• What to produce
Among the records below, find each line containing the word "true" and copy it.

Excerpts from a dataset:
-*-
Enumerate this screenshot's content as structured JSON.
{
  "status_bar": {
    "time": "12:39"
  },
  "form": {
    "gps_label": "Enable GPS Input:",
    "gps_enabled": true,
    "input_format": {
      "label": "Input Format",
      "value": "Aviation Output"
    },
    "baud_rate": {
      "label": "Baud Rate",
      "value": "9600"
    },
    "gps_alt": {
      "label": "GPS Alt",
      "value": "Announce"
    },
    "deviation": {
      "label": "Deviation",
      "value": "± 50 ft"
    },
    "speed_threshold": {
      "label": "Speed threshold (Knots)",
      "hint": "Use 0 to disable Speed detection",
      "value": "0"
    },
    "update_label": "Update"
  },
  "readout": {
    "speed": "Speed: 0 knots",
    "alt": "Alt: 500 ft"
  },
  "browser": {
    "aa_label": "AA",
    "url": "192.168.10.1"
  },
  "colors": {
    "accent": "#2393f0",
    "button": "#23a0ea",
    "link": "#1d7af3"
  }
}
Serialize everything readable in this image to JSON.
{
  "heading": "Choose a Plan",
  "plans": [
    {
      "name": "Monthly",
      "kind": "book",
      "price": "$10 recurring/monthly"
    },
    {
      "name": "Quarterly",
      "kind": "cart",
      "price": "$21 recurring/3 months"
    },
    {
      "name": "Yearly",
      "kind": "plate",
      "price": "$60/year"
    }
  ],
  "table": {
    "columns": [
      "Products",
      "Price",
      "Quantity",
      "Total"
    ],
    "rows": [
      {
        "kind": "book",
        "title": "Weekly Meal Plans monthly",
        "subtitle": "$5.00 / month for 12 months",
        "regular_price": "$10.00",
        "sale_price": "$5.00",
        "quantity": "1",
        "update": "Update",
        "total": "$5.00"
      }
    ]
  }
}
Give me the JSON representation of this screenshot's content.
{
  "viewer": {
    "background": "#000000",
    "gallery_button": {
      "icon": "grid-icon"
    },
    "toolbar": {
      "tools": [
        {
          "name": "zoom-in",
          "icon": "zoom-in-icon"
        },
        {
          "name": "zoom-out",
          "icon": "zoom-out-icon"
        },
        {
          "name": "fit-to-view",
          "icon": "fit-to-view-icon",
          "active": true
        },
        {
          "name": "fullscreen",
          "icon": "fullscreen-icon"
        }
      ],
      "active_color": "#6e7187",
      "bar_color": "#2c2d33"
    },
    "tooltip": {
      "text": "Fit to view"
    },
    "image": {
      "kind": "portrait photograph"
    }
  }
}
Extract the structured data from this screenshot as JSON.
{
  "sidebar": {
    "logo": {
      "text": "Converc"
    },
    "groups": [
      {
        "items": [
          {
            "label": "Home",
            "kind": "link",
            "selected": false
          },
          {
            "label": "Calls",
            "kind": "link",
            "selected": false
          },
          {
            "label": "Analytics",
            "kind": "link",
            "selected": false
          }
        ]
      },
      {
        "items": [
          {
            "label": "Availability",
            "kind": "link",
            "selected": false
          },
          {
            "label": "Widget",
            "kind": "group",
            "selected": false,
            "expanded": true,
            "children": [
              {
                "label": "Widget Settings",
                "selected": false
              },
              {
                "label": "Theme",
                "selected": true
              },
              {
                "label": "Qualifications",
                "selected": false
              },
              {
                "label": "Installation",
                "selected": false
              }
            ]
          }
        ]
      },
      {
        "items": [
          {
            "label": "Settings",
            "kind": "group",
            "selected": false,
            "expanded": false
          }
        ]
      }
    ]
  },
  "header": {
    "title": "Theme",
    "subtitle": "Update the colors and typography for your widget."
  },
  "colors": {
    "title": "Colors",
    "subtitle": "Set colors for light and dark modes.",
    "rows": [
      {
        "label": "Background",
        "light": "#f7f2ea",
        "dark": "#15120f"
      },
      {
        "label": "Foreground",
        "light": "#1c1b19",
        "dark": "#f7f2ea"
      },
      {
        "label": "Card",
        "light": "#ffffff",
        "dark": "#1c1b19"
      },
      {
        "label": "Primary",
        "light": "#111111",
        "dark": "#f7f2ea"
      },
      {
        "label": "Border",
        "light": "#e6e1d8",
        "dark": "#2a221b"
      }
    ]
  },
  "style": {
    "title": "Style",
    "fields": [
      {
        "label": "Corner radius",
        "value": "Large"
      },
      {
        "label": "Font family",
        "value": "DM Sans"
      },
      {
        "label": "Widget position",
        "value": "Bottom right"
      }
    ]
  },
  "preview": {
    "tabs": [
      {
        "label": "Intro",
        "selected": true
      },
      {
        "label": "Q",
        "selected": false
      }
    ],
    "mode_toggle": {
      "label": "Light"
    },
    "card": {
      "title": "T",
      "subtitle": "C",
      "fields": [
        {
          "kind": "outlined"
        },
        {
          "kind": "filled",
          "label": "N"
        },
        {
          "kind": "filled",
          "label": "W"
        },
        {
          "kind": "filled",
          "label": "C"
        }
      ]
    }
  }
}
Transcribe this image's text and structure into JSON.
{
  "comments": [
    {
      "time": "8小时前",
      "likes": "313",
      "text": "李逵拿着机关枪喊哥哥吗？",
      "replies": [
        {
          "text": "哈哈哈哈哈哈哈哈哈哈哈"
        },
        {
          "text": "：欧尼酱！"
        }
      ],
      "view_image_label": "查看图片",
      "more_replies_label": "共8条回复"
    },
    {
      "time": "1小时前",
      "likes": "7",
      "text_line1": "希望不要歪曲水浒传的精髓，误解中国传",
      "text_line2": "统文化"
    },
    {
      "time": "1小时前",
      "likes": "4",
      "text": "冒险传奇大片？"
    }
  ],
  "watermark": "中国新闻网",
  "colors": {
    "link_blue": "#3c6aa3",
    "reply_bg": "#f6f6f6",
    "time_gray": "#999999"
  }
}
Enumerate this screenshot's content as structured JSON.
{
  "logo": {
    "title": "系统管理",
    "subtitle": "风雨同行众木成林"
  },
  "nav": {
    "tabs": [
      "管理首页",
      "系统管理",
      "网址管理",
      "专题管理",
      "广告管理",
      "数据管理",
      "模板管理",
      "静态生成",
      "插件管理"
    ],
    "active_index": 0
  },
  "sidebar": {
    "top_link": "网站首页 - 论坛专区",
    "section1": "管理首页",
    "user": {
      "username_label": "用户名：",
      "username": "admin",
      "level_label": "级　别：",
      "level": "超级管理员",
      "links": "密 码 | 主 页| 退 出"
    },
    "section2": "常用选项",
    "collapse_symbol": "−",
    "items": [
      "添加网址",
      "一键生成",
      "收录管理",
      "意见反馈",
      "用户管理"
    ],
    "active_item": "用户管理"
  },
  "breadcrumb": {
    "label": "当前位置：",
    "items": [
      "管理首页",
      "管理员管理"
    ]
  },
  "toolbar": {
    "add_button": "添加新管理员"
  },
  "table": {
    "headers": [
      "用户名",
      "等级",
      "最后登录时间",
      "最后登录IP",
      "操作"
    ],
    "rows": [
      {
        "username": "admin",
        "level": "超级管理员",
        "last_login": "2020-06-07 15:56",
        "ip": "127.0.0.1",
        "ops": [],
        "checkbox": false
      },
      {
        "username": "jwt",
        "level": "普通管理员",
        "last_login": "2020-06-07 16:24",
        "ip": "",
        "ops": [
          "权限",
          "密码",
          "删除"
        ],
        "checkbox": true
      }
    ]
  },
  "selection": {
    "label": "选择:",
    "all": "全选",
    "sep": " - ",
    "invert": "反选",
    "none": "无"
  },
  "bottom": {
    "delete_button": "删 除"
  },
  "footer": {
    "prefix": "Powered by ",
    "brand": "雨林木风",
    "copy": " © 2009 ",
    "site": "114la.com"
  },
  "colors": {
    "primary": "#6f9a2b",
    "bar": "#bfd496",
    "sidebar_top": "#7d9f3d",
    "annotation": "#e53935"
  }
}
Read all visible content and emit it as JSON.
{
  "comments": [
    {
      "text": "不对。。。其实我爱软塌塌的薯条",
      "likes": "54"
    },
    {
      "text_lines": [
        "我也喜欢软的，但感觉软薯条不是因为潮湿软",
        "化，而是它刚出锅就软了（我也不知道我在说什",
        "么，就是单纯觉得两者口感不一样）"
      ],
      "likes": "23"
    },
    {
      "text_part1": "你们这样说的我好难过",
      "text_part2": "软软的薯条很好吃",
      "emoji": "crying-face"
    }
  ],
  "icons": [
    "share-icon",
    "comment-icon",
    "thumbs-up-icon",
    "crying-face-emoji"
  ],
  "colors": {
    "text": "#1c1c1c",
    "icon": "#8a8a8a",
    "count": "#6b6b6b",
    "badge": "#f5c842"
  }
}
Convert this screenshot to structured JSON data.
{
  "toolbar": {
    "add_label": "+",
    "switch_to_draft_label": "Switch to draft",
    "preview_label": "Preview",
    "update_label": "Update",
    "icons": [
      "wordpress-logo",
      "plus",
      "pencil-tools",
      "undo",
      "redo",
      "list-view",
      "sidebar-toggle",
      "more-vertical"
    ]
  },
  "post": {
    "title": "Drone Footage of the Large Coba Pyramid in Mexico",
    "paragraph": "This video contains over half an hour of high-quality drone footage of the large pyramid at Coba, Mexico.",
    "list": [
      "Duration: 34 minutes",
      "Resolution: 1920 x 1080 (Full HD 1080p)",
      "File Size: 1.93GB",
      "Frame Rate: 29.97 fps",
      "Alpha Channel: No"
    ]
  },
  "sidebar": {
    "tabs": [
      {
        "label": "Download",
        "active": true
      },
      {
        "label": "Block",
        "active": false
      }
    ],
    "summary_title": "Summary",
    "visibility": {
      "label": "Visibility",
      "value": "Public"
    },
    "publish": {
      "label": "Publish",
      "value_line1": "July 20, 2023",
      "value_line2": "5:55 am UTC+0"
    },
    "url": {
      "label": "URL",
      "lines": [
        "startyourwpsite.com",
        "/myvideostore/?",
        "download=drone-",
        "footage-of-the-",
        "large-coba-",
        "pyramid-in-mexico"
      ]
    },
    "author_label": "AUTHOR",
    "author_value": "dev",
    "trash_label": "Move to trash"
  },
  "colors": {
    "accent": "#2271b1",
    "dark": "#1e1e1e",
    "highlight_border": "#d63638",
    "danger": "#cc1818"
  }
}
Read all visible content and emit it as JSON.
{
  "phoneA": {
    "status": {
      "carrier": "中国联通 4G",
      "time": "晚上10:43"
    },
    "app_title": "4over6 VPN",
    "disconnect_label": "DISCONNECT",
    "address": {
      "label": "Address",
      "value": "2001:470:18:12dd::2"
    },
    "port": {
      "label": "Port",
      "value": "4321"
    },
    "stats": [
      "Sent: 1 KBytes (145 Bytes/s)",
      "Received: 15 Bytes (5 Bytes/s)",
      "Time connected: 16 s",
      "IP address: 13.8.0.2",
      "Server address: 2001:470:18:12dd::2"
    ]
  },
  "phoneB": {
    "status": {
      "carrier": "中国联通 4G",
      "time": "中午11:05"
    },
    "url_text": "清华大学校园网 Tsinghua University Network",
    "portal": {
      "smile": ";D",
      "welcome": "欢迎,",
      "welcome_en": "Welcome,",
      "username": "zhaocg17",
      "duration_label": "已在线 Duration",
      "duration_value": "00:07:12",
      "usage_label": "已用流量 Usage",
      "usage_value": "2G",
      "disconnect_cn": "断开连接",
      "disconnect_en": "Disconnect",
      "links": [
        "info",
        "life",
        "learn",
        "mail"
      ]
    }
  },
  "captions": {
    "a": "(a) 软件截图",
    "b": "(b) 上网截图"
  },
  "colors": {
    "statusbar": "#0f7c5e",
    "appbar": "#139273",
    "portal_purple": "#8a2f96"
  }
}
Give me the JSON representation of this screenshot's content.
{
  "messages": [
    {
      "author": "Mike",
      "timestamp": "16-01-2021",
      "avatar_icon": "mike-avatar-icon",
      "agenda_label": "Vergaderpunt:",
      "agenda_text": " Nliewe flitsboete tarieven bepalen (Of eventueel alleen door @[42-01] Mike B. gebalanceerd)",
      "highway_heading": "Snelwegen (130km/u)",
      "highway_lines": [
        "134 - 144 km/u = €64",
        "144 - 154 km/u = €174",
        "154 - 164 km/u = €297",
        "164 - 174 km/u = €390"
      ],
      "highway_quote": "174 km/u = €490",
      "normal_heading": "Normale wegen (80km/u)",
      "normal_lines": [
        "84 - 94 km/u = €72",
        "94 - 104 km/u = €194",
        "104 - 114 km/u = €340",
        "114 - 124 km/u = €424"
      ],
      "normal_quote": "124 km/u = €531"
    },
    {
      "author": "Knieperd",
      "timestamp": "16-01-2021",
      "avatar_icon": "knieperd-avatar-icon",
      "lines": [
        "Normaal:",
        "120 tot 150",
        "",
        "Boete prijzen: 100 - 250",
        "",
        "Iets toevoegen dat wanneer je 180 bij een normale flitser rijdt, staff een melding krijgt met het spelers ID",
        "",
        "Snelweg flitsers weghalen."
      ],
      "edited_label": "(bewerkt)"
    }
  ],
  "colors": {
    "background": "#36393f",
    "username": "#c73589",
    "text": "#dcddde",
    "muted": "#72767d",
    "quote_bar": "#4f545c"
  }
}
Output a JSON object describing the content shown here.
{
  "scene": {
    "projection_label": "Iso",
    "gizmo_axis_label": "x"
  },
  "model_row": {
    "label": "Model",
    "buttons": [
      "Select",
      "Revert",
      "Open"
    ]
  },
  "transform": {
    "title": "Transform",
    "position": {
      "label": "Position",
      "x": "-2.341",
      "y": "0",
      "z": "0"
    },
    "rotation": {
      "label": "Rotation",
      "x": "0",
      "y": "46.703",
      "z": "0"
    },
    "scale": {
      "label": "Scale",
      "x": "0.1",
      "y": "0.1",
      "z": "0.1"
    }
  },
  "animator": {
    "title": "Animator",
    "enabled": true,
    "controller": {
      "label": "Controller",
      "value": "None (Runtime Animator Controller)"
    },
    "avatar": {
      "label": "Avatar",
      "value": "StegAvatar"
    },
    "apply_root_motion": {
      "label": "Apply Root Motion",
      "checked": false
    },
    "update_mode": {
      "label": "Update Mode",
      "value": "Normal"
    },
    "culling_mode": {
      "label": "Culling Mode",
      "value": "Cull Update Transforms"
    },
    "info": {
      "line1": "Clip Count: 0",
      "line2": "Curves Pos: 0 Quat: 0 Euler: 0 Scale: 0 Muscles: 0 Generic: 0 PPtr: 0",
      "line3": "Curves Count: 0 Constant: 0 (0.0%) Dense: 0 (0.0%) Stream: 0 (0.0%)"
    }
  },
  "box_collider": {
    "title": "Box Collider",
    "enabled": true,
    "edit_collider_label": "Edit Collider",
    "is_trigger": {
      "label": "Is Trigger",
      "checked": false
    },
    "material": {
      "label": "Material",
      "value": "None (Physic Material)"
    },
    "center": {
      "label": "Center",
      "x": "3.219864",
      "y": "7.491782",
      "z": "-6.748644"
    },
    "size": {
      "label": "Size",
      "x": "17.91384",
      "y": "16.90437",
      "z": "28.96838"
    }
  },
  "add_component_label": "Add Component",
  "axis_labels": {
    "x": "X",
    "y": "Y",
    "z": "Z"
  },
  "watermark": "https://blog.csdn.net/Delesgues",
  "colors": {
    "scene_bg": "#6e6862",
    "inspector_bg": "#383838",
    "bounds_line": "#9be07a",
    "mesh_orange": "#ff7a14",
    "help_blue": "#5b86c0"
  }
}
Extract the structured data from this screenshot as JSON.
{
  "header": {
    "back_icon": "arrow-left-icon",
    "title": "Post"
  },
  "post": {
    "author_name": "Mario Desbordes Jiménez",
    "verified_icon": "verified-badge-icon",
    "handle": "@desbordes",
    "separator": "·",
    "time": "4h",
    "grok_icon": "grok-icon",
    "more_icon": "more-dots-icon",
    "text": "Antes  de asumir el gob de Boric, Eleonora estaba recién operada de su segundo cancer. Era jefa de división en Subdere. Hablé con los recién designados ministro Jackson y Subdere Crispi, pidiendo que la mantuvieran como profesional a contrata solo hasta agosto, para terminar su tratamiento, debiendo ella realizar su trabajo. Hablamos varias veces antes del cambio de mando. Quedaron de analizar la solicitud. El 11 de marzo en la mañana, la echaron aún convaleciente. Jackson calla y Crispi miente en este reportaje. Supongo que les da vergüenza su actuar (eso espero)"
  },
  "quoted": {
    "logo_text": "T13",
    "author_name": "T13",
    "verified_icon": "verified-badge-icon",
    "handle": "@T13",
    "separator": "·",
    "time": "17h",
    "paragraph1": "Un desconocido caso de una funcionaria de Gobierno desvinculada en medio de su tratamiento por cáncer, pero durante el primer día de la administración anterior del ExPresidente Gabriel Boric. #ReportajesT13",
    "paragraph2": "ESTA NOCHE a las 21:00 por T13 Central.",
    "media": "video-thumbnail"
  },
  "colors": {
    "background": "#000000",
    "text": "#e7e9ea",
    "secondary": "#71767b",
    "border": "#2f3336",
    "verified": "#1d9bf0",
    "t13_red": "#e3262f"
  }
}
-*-
• Solution
    "gps_enabled": true,
          "active": true
            "expanded": true,
                "selected": true
        "selected": true
        "checkbox": true
        "active": true
    "enabled": true,
    "enabled": true,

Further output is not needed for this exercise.